Traditional National Day celebrations
In connection with the National Day celebrations and Eslöv's centenary celebrations, The King and Queen greet Berta Svensson and Iris Nilsson, both of whom are 100 years old, at Trollsjögården residential centre for the elderly. Photo: Drago Prvulovic/Scanpix
The King and Queen began the National Day celebrations by visiting Eslöv, which is also celebrating 100 years as a town. The Crown Princess Couple began the day by launching the Open Palace event.
In Eslöv, The King and Queen were welcomed at Eslöv Civic Hall by the Chairman of the Municipal Council, and the Culture School's choir sang. The King and Queen were then given a tour of Eslöv Civic Hall and learnt about the Herbert Felix Institute. From Eslöv Civic Hall, they travelled by motorcade in a 1968 Buick Imperial to Trollsjö Park.
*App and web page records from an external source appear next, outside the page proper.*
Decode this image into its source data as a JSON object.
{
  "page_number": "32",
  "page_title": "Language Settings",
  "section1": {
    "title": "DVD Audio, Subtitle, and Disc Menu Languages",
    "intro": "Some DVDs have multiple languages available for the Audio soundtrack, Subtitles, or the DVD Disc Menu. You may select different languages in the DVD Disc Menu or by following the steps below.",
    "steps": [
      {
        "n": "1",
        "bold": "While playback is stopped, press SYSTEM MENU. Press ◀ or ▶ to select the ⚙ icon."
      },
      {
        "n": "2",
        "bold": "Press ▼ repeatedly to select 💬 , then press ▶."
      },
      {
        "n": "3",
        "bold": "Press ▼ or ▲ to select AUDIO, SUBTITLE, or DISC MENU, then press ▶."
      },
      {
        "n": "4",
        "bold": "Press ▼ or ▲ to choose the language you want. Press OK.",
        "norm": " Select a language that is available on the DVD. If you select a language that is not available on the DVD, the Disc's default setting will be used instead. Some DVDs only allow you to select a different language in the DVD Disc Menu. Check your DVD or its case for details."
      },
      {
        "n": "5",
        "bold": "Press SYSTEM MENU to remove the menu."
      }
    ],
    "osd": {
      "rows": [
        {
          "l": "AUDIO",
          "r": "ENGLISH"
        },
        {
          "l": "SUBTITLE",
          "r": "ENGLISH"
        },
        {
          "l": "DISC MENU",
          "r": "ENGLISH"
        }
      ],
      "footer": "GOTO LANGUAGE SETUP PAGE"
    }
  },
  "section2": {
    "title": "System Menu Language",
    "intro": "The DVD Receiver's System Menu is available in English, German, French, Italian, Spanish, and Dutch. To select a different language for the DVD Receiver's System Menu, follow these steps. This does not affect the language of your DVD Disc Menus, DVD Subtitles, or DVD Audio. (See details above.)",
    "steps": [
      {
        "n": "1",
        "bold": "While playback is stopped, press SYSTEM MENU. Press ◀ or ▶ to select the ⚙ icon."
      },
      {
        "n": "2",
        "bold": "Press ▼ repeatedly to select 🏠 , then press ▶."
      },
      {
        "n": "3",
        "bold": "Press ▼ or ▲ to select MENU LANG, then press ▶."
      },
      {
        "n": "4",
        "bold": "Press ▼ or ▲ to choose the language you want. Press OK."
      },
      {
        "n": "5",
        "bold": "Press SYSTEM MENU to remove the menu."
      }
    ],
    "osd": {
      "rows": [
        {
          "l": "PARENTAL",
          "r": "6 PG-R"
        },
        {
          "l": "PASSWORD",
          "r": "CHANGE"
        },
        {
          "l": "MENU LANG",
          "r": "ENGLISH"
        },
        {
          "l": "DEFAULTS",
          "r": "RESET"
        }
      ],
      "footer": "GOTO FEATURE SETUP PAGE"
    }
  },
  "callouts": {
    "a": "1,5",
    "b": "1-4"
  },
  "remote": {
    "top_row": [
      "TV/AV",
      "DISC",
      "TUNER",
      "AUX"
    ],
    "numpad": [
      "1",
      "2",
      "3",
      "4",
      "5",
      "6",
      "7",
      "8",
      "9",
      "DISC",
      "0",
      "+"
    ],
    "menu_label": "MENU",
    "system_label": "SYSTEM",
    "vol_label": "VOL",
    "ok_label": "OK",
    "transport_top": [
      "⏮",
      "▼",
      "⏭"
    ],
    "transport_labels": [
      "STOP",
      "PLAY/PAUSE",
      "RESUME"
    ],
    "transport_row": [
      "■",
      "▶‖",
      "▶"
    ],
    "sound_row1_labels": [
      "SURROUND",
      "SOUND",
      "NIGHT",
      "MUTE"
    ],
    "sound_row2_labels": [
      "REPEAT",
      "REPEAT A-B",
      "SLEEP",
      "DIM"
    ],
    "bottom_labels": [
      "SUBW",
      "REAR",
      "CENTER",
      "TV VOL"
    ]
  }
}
Here, performances were given by artists including Johan Martin Bengtsson and Gunhild Carling. In his speech, The King said: "We all need a place where we can feel at home, a place with which we feel an affinity, where we are happy and feel secure. It is my wish that everyone should be able to live in such a place." The visit to Eslöv concluded with lunch at Trollsjögården residential centre for the elderly.
The Open Palace event was launched by The Crown Princess Couple. In her speech, The Crown Princess said: "We hope that today we will reflect on our fine nation of Sweden, a country of peace, freedom and democracy." She also said that it was an honour for The Crown Princess Couple to be able to open the gates to the South Gate and "our shared cultural heritage".
During the afternoon, The Crown Princess Couple attended the citizenship ceremony at Stockholm City Hall, where the City of Stockholm welcomed its new citizens in the Blue Hall.
In the evening, the Royal Family travelled in a horse-drawn cortège from the Royal Palace of Stockholm to Skansen, where they attended the traditional National Day celebrations.
In his speech at Skansen, The King spoke about Sweden's long history and the importance of being open to the fact that Sweden's National Day is a stop along the way between the past and the future.
After the celebrations at Skansen, The King and Queen invited representatives from official Sweden to a reception at the Royal Palace of Stockholm.
National Day ended with a tattoo at Logården.